The answer must be every line from the entries below that contains "SUMMER".

_DATA_
Start of Block
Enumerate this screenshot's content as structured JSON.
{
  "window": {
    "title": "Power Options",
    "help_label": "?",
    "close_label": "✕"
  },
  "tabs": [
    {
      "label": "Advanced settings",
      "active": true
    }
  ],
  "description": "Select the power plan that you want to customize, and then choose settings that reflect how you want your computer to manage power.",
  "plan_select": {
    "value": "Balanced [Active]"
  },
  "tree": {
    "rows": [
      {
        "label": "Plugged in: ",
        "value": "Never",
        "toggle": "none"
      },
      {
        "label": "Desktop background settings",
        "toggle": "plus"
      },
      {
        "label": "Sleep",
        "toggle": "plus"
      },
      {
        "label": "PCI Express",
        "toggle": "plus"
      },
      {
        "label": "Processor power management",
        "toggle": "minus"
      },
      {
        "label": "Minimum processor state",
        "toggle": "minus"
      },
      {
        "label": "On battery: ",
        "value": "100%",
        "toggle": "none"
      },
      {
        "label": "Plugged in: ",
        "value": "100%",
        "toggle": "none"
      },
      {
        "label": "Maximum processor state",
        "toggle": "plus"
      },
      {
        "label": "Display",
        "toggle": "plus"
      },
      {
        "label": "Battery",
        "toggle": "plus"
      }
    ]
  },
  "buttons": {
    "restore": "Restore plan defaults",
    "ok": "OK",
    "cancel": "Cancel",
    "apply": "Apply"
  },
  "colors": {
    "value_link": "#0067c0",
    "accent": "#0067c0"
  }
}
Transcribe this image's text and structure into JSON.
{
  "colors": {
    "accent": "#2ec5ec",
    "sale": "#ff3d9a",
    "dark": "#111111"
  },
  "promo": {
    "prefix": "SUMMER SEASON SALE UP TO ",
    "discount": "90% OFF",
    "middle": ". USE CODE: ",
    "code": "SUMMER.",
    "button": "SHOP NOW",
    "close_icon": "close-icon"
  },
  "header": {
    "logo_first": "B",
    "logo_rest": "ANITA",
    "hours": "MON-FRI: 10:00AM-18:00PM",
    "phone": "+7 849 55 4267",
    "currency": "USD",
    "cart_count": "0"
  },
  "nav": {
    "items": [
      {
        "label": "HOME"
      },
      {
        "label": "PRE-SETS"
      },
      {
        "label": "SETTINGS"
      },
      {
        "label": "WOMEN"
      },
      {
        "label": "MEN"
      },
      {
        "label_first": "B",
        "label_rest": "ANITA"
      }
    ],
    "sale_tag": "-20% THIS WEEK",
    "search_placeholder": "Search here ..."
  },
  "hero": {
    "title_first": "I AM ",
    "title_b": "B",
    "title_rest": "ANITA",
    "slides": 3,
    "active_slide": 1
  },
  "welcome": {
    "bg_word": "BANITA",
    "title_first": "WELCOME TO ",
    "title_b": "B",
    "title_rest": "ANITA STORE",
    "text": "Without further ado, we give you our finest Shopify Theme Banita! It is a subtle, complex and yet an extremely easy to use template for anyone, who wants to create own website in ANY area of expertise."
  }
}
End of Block
_OUTPUT BELOW_
    "prefix": "SUMMER SEASON SALE UP TO ",
    "code": "SUMMER.",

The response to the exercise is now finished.